1. ISO indicates the light sensitivity of the camera’s image sensor. Set higher ISOs (above 400) to brighten dark image.
2. Optical Zoom vs. Digital Zoom Optical zoom is good; it brings your subject closer without sacrificing quality. Digital zoom is mostly bad; it crops your image and enlarges the remaining pixels to fill the space, resulting in a loss of quality.
3. Image Stabilization: Optical vs. digital
Optical stabilization is good. It mechanically detects and corrects camera vibrations that could blur images. Digital stabilization is mostly bad; it attempts to reduce blur by increasing the shutter speed, which could also add more digital “noise” to the image.
4. Shutter Lag refers to the milliseconds that elapse between pressing the button and taking a photo–a critical delay that can cause you to miss the action.
5. HD Photos and Video Shooting high definition-quality photos and videos requires a widescreen aspect ratio (the numerical relationship between the width and the height of an image) of 16:9 (think movie theater), which is the same dimensions as a widescreen HDTV, instead of the standard definition aspect ratios of 3:2 or 4:3. Before you shoot HD-quality video, be sure your video playback and editing software can handle it–shooting in standard definition (640×480) is always a safe bet.
6. Megapixels This number, set by the chip-size of your camera, determines the maximum size of the photo you can print.
7. Memory Cards

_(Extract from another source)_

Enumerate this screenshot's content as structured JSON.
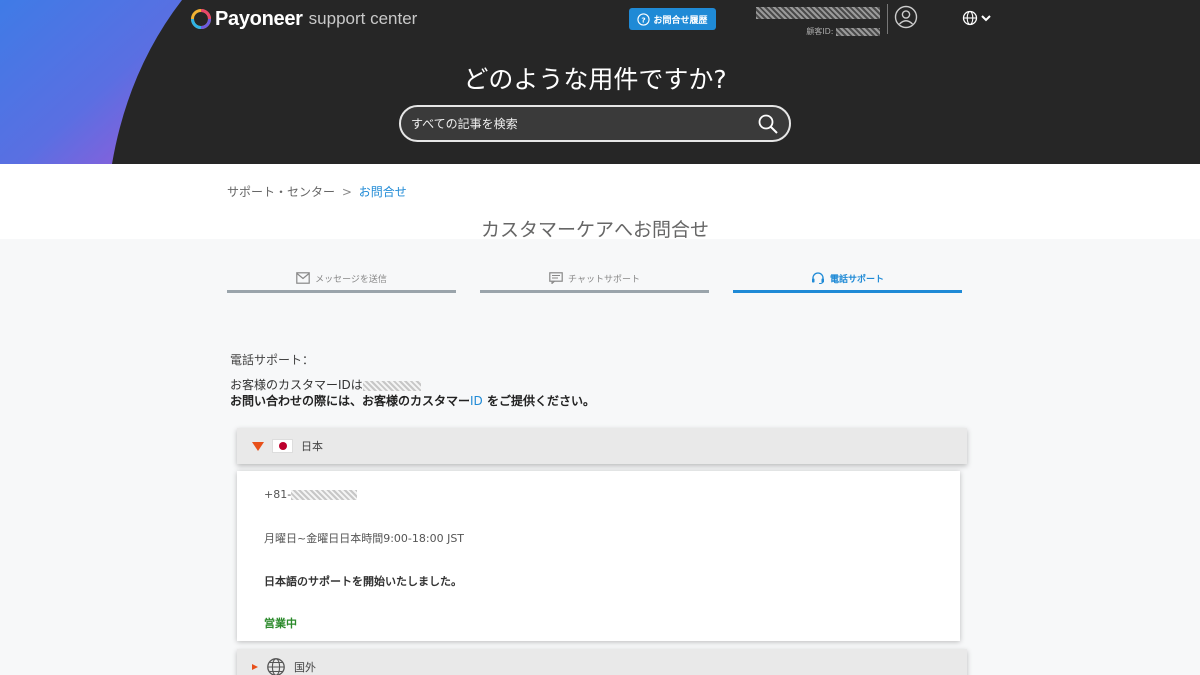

Digital cameras store images on several types of removable flash memory cards. Choose cards with between 2 and 4GB of storage space.